- TASK STATEMENT -
Show only those lines of the entries where the string "charger" is found.

- INPUT MATERIAL -
[Start of section]
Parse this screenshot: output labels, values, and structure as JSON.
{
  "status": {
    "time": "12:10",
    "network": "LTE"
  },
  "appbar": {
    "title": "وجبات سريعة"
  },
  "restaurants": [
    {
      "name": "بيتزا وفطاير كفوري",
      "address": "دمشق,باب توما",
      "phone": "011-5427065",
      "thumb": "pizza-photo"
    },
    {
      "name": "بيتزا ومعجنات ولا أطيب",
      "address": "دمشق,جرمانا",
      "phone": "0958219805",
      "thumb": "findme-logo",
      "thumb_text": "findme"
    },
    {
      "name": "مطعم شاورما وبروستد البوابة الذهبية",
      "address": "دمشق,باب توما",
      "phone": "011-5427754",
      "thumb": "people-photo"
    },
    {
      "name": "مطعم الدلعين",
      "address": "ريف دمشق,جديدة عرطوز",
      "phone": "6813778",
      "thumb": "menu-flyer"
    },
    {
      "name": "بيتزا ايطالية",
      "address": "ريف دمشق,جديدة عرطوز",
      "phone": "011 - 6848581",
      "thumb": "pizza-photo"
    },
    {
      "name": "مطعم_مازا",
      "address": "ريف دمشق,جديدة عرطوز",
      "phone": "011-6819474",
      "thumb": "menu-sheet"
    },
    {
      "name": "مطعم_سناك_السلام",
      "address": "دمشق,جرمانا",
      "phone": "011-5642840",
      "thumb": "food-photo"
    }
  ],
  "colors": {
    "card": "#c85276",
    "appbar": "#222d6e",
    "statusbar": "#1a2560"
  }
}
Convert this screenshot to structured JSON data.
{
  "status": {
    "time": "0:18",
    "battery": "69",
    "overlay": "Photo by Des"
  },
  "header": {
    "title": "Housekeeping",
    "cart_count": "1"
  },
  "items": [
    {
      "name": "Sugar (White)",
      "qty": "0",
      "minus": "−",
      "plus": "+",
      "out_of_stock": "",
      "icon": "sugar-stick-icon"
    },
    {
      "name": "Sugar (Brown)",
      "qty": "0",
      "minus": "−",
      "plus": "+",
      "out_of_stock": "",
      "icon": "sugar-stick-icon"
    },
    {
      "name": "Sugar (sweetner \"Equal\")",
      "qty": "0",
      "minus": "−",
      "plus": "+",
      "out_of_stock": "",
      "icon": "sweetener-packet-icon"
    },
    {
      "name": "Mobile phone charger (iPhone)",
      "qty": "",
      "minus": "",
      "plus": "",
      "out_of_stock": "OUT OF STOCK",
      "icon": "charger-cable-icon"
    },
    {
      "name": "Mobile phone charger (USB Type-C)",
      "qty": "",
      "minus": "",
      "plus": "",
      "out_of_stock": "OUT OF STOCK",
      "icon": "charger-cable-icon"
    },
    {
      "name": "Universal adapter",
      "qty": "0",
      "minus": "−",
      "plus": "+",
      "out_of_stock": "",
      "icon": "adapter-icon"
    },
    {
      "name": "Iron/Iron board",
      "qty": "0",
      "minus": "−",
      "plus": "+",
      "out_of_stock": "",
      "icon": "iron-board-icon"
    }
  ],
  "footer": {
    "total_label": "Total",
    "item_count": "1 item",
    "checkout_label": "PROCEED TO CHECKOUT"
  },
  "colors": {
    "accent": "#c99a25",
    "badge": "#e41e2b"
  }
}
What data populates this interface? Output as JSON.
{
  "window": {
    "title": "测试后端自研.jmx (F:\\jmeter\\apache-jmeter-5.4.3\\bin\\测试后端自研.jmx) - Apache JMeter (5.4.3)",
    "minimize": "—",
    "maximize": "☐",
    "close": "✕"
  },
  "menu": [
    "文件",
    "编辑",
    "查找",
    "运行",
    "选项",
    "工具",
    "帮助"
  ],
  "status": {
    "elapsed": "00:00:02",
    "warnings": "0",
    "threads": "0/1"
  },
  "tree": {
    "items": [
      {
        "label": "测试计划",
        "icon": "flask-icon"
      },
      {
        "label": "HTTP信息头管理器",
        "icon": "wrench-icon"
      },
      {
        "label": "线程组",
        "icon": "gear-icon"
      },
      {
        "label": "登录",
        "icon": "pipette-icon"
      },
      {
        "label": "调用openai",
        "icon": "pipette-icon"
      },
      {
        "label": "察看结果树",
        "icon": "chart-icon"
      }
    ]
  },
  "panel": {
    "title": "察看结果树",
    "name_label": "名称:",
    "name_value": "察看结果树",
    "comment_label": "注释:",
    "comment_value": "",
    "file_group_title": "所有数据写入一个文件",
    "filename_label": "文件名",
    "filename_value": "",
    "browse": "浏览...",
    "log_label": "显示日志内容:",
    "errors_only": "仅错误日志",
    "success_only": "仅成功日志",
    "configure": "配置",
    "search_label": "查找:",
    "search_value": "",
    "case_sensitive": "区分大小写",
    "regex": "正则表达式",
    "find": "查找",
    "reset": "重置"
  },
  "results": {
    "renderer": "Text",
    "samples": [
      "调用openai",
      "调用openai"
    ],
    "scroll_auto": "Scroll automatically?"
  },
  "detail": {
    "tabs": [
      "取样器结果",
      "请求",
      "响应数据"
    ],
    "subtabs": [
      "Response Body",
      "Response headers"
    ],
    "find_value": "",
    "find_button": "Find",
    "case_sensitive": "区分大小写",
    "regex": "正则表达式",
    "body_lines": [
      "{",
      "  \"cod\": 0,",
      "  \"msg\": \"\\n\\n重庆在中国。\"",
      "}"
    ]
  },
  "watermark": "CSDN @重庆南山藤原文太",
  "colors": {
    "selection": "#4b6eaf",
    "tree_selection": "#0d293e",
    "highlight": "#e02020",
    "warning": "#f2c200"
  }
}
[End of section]
- EXERCISE OUTPUT -
      "name": "Mobile phone charger (iPhone)",
      "icon": "charger-cable-icon"
      "name": "Mobile phone charger (USB Type-C)",
      "icon": "charger-cable-icon"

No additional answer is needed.